About the Abortion Pill
The Abortion Pill (also called Mifeprex, Mifepristone, or RU-486) provides women with a medical alternative to surgical abortion.
- Mifepristone, in conjunction with misoprostol (also called Cytotec) was approved for use as an abortifacient by the United States Food and Drug Administration (FDA) on September 28, 2000.
- This antiprogesterone drug blocks receptors of progesterone, a key hormone in the establishment and maintenance of human pregnancy.
- Mifepristone induces spontaneous abortion when administered in early pregnancy and followed by a dose of misoprostol, a prostaglandin.
How the Abortion Pill Works
The Abortion Pill procedure involves the oral ingestion of mifepristone after ultrasound verification of a pregnancy nine weeks gestation or less. 24 to 36 hours later, misoprostol is inserted into the cheeks, held in place for 30 minutes, and then swallowed with water. In most cases, a miscarriage occurs within 24 hours.
If bleeding does not occur after 24 hours, the misoprostol insertion is repeated. Usually bleeding is like a spontaneous miscarriage and bleeding or spotting may occur for up to two weeks or longer. An ultrasound will be used to verify the successful termination of the pregnancy.
Results and side effects
If the abortion does not occur with medication alone, a surgical abortion must be performed. This situation occurs in less than 1 percent of patients. The primary advantage of the abortion pill lies in the ability to end the pregnancy in the privacy of the patient's own home. Furthermore, the theoretical potential for surgical complications is lessened.
Side effects of mifepristone and misoprostol can include nausea, vomiting, diarrhea, heavy vaginal bleeding, headache, dizziness, backache and fatigue. Occasionally, the cramping may become quite severe, particularly when the tissue is being expelled.
The abortion pill is limited to patients nine weeks pregnant or less, as verified by ultrasound. No sexual intercourse is allowed for two weeks after your abortion. The patient must agree to undergo a surgical abortion if the abortion is not completed with the pill alone.
Safety of the Abortion Pill
Mifepristone is as safe as a surgical abortion. The medication abortion is a completely noninvasive procedure and does not require anesthesia. However, as in surgical abortion, risks of hemorrhage do exist. In rare cases, the incomplete passage of tissue requires a surgical evacuation.
Serious infection can occur in about 1 per 1,000 women and death from infection occurs in less than 1 per 100,000 women. Therefore, if you develop a flu-like condition including sluggishness, weakness or muscle aches with or without fever, abdominal pain, nausea, vomiting or diarrhea more than 24 hours after taking misoprostol (Cytotec), it is essential that you call us immediately.

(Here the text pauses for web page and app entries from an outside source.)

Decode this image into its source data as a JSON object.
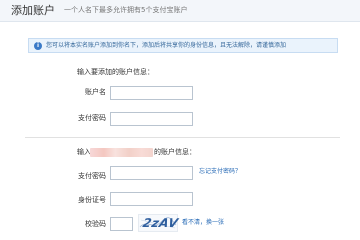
{
  "header": {
    "title": "添加账户",
    "subtitle": "一个人名下最多允许拥有5个支付宝账户"
  },
  "notice": {
    "icon": "info-icon",
    "text": "您可以将本实名账户添加到你名下，添加后将共享你的身份信息，且无法解除，请谨慎添加"
  },
  "add_section": {
    "heading": "输入要添加的账户信息：",
    "account_label": "账户名",
    "account_value": "",
    "password_label": "支付密码",
    "password_value": ""
  },
  "current_section": {
    "heading_prefix": "输入",
    "heading_suffix": "的账户信息：",
    "password_label": "支付密码",
    "password_value": "",
    "forgot_link": "忘记支付密码？",
    "id_label": "身份证号",
    "id_value": "",
    "captcha_label": "校验码",
    "captcha_value": "",
    "captcha_image_text": "2zAV",
    "refresh_link": "看不清，换一张"
  },
  "colors": {
    "link": "#2468b5",
    "notice_bg": "#eaf3fc",
    "notice_border": "#c7dcf2",
    "info_icon": "#3b7ac7"
  }
}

As a means of helping to prevent the already low chance of infection, we will dispense a one-week supply of doxycycline, a more effective version of tetracycline. You will take one pill by mouth twice a day for one week, beginning at the end of your next meal and follow instructions regarding proper use of the drug. Please tell us if you may be allergic or have other abnormal reactions to this medication.
Efficacy & Acceptability
Approximately 750,000 women in the U.S. and millions worldwide have chosen the Abortion Pill. It is effective more than 99% of the time. This means that 1 woman out of 100 will need a surgical procedure to terminate the pregnancy or to stop heavy bleeding.
Misoprostol (or Cytotec) is a prostaglandin drug. It had previously received FDA approval for use in the prevention of ulcers in high-risk patients taking non-steroidal, anti-inflammatory drugs.
Taking the first pill
You will take the first pill, mifepristone, in the clinic. The clinic will give you the misoprostol, antibiotics and a prescription for pain medication to take home. Though most women have no side effects after taking mifepristone, some possible side effects are nausea, headache, bleeding and cramping. Some women even pass the pregnancy with mifepristone alone, though this is rare.
Day 2: Take Misoprostol
The clinic will give you a time frame in which to take the misorostol. The exact time is your choice, depending on work, school, childcare or other responsibilities. Plan to be at home for at least 12 hours after taking misoprostol. Expect to have bleeding, blood clots and cramping. Some other possible side effects of misoprostol are nausea, diarrhea and an elevated temperature. The clinic will give you pain medication to help you through this time. You are free to go to work or school the day after you take misoprostol. You will also be given an instruction sheet with our 24-hour emergency number.